Segment Open

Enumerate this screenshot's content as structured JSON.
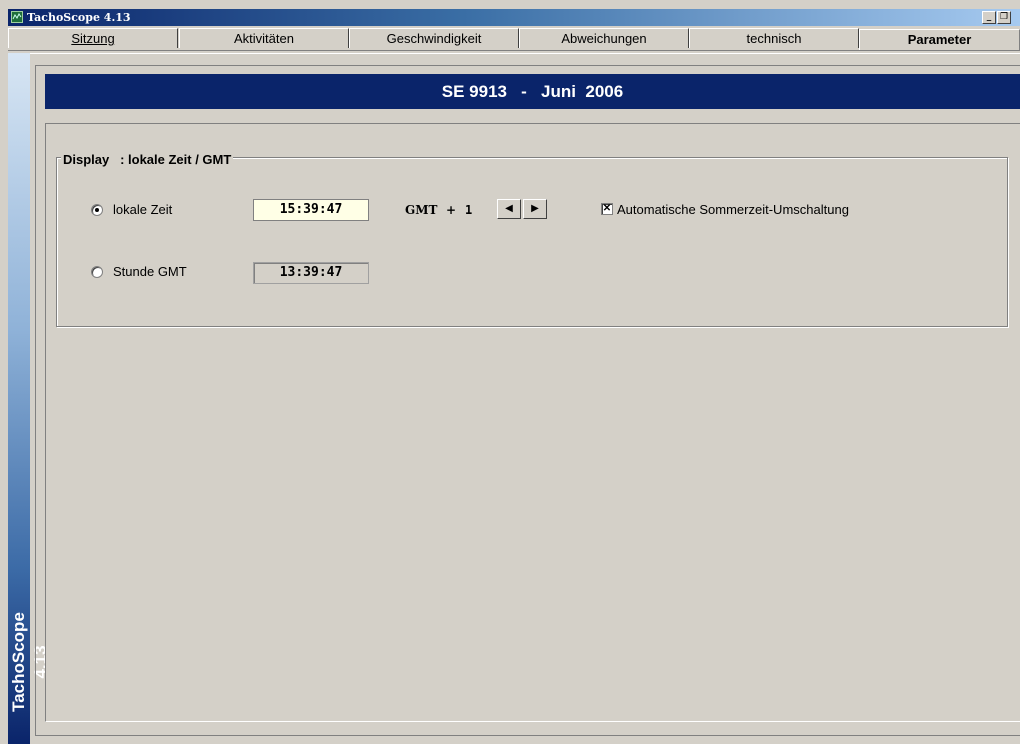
{
  "window": {
    "title": "TachoScope 4.13",
    "minimize_glyph": "_",
    "restore_glyph": "❐"
  },
  "tabs": [
    {
      "label": "Sitzung",
      "active": false
    },
    {
      "label": "Aktivitäten",
      "active": false
    },
    {
      "label": "Geschwindigkeit",
      "active": false
    },
    {
      "label": "Abweichungen",
      "active": false
    },
    {
      "label": "technisch",
      "active": false
    },
    {
      "label": "Parameter",
      "active": true
    }
  ],
  "sidebar": {
    "label": "TachoScope 4.13"
  },
  "header": {
    "title": "SE 9913   -   Juni  2006"
  },
  "display_group": {
    "legend": "Display   : lokale Zeit / GMT",
    "local_time": {
      "label": "lokale Zeit",
      "value": "15:39:47",
      "selected": true
    },
    "gmt_time": {
      "label": "Stunde GMT",
      "value": "13:39:47",
      "selected": false
    },
    "gmt_offset": {
      "prefix": "GMT",
      "sign": "+",
      "value": "1"
    },
    "auto_dst": {
      "label": "Automatische Sommerzeit-Umschaltung",
      "checked": true
    }
  },
  "colors": {
    "header_bg": "#0a246a",
    "window_bg": "#d4d0c8",
    "editable_field_bg": "#ffffe6"
  }
}
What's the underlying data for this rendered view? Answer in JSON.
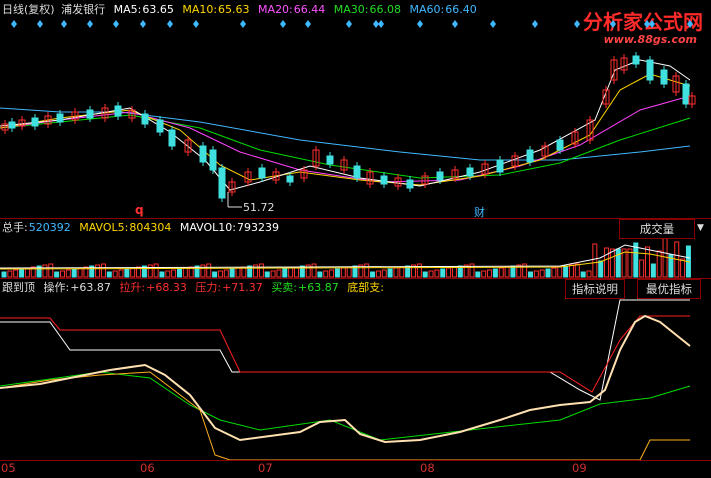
{
  "price_legend": {
    "prefix": "日线(复权)",
    "stock_name": "浦发银行",
    "ma5_label": "MA5:",
    "ma5_value": "63.65",
    "ma10_label": "MA10:",
    "ma10_value": "65.63",
    "ma20_label": "MA20:",
    "ma20_value": "66.44",
    "ma30_label": "MA30:",
    "ma30_value": "66.08",
    "ma60_label": "MA60:",
    "ma60_value": "66.40"
  },
  "watermark": {
    "name": "分析家公式网",
    "url": "www.88gs.com"
  },
  "markers": {
    "q_marker": "q",
    "cai_marker": "财",
    "low_price": "51.72"
  },
  "volume_legend": {
    "total_label": "总手:",
    "total_value": "520392",
    "mavol5_label": "MAVOL5:",
    "mavol5_value": "804304",
    "mavol10_label": "MAVOL10:",
    "mavol10_value": "793239"
  },
  "volume_tab": "成交量",
  "indicator_legend": {
    "name": "跟到顶",
    "op_label": "操作:",
    "op_value": "+63.87",
    "lift_label": "拉升:",
    "lift_value": "+68.33",
    "pressure_label": "压力:",
    "pressure_value": "+71.37",
    "trade_label": "买卖:",
    "trade_value": "+63.87",
    "bottom_label": "底部支:"
  },
  "tabs": {
    "explain": "指标说明",
    "best": "最优指标"
  },
  "x_axis": [
    "05",
    "06",
    "07",
    "08",
    "09"
  ],
  "colors": {
    "ma5": "#ffffff",
    "ma10": "#ffd700",
    "ma20": "#ff44ff",
    "ma30": "#00dd00",
    "ma60": "#40b8ff",
    "up_candle": "#ff3030",
    "down_candle": "#40e0e0",
    "border": "#8a0000"
  }
}
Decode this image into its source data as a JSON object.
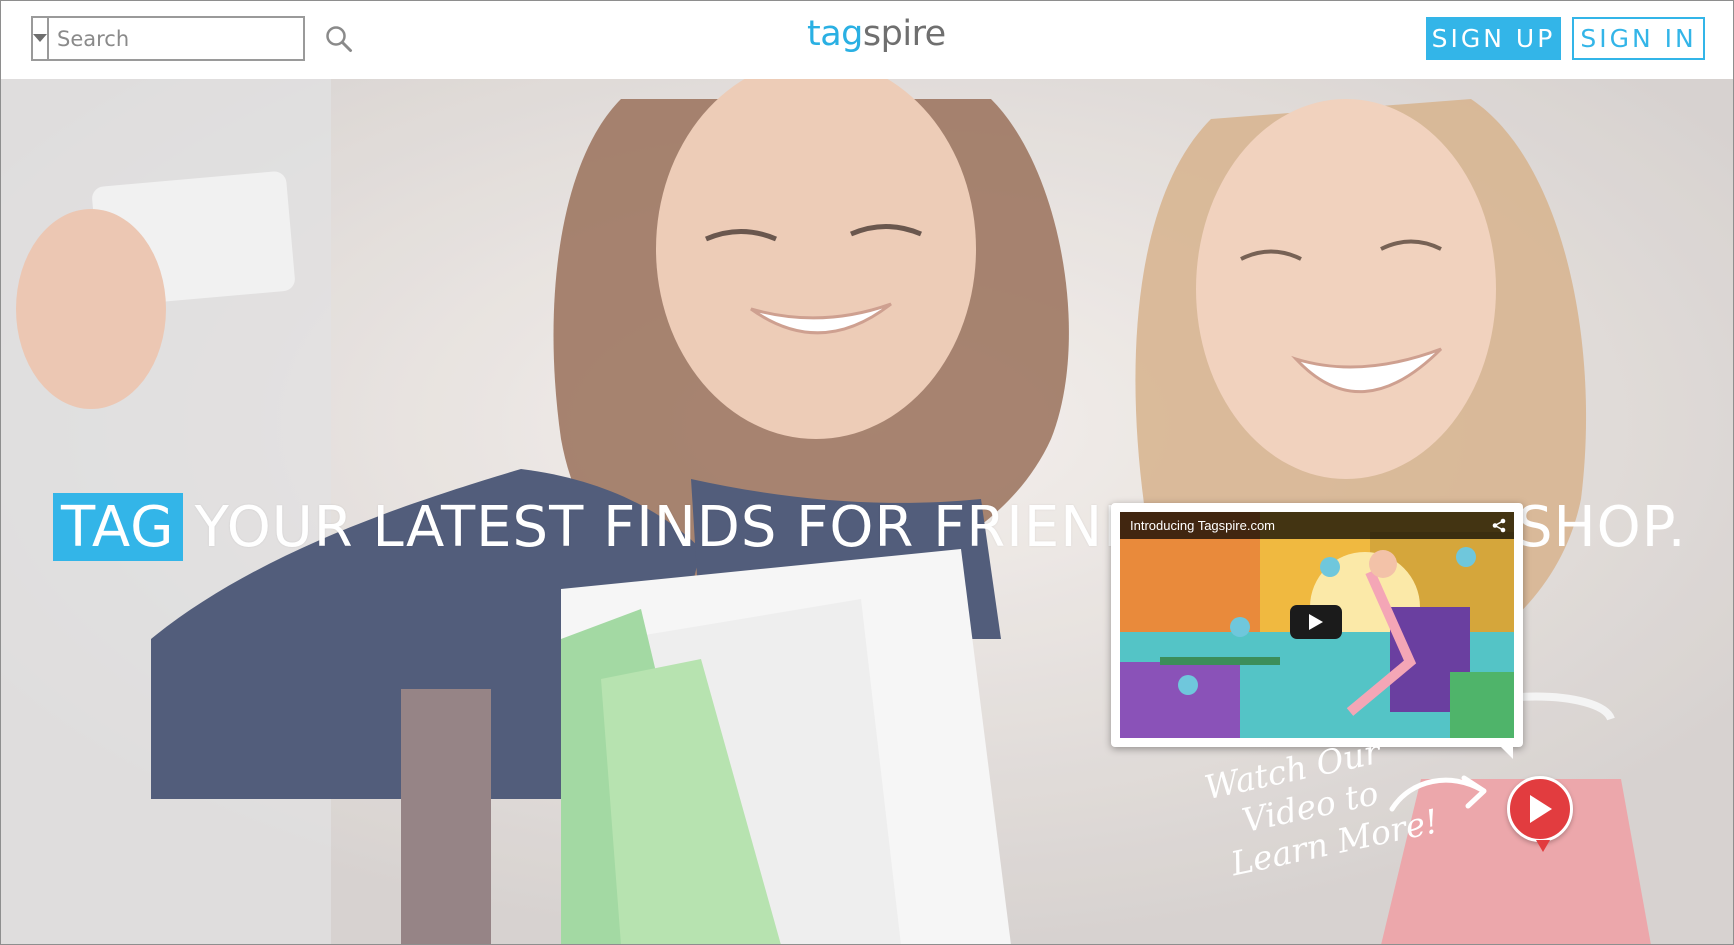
{
  "header": {
    "search": {
      "placeholder": "Search",
      "value": ""
    },
    "logo": {
      "part1": "tag",
      "part2": "spire"
    },
    "sign_up_label": "SIGN UP",
    "sign_in_label": "SIGN IN"
  },
  "hero": {
    "headline_tag": "TAG",
    "headline_rest": "YOUR LATEST FINDS FOR FRIENDS",
    "headline_end": "SHOP.",
    "video": {
      "title": "Introducing Tagspire.com"
    },
    "watch_note": {
      "line1": "Watch Our",
      "line2": "Video to",
      "line3": "Learn More!"
    }
  },
  "colors": {
    "accent": "#33b5e8",
    "logo_tag": "#2ab0e3",
    "logo_spire": "#6f6f6f",
    "play_red": "#e23c3f"
  },
  "icons": [
    "chevron-down-icon",
    "search-icon",
    "share-icon",
    "play-icon",
    "arrow-icon"
  ]
}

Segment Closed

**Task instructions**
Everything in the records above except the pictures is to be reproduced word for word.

**Result**
Enumerate this screenshot's content as structured JSON.
{
  "window": {
    "title": "TachoScope 4.13",
    "minimize_glyph": "_",
    "restore_glyph": "❐"
  },
  "tabs": [
    {
      "label": "Sitzung",
      "active": false
    },
    {
      "label": "Aktivitäten",
      "active": false
    },
    {
      "label": "Geschwindigkeit",
      "active": false
    },
    {
      "label": "Abweichungen",
      "active": false
    },
    {
      "label": "technisch",
      "active": false
    },
    {
      "label": "Parameter",
      "active": true
    }
  ],
  "sidebar": {
    "label": "TachoScope 4.13"
  },
  "header": {
    "title": "SE 9913   -   Juni  2006"
  },
  "display_group": {
    "legend": "Display   : lokale Zeit / GMT",
    "local_time": {
      "label": "lokale Zeit",
      "value": "15:39:47",
      "selected": true
    },
    "gmt_time": {
      "label": "Stunde GMT",
      "value": "13:39:47",
      "selected": false
    },
    "gmt_offset": {
      "prefix": "GMT",
      "sign": "+",
      "value": "1"
    },
    "auto_dst": {
      "label": "Automatische Sommerzeit-Umschaltung",
      "checked": true
    }
  },
  "colors": {
    "header_bg": "#0a246a",
    "window_bg": "#d4d0c8",
    "editable_field_bg": "#ffffe6"
  }
}
What's the underlying data for this rendered view? Answer in JSON.
{
  "price_legend": {
    "prefix": "日线(复权)",
    "stock_name": "浦发银行",
    "ma5_label": "MA5:",
    "ma5_value": "63.65",
    "ma10_label": "MA10:",
    "ma10_value": "65.63",
    "ma20_label": "MA20:",
    "ma20_value": "66.44",
    "ma30_label": "MA30:",
    "ma30_value": "66.08",
    "ma60_label": "MA60:",
    "ma60_value": "66.40"
  },
  "watermark": {
    "name": "分析家公式网",
    "url": "www.88gs.com"
  },
  "markers": {
    "q_marker": "q",
    "cai_marker": "财",
    "low_price": "51.72"
  },
  "volume_legend": {
    "total_label": "总手:",
    "total_value": "520392",
    "mavol5_label": "MAVOL5:",
    "mavol5_value": "804304",
    "mavol10_label": "MAVOL10:",
    "mavol10_value": "793239"
  },
  "volume_tab": "成交量",
  "indicator_legend": {
    "name": "跟到顶",
    "op_label": "操作:",
    "op_value": "+63.87",
    "lift_label": "拉升:",
    "lift_value": "+68.33",
    "pressure_label": "压力:",
    "pressure_value": "+71.37",
    "trade_label": "买卖:",
    "trade_value": "+63.87",
    "bottom_label": "底部支:"
  },
  "tabs": {
    "explain": "指标说明",
    "best": "最优指标"
  },
  "x_axis": [
    "05",
    "06",
    "07",
    "08",
    "09"
  ],
  "colors": {
    "ma5": "#ffffff",
    "ma10": "#ffd700",
    "ma20": "#ff44ff",
    "ma30": "#00dd00",
    "ma60": "#40b8ff",
    "up_candle": "#ff3030",
    "down_candle": "#40e0e0",
    "border": "#8a0000"
  }
}
Decode this image into its source data as a JSON object.
{
  "header": {
    "search": {
      "placeholder": "Search",
      "value": ""
    },
    "logo": {
      "part1": "tag",
      "part2": "spire"
    },
    "sign_up_label": "SIGN UP",
    "sign_in_label": "SIGN IN"
  },
  "hero": {
    "headline_tag": "TAG",
    "headline_rest": "YOUR LATEST FINDS FOR FRIENDS",
    "headline_end": "SHOP.",
    "video": {
      "title": "Introducing Tagspire.com"
    },
    "watch_note": {
      "line1": "Watch Our",
      "line2": "Video to",
      "line3": "Learn More!"
    }
  },
  "colors": {
    "accent": "#33b5e8",
    "logo_tag": "#2ab0e3",
    "logo_spire": "#6f6f6f",
    "play_red": "#e23c3f"
  },
  "icons": [
    "chevron-down-icon",
    "search-icon",
    "share-icon",
    "play-icon",
    "arrow-icon"
  ]
}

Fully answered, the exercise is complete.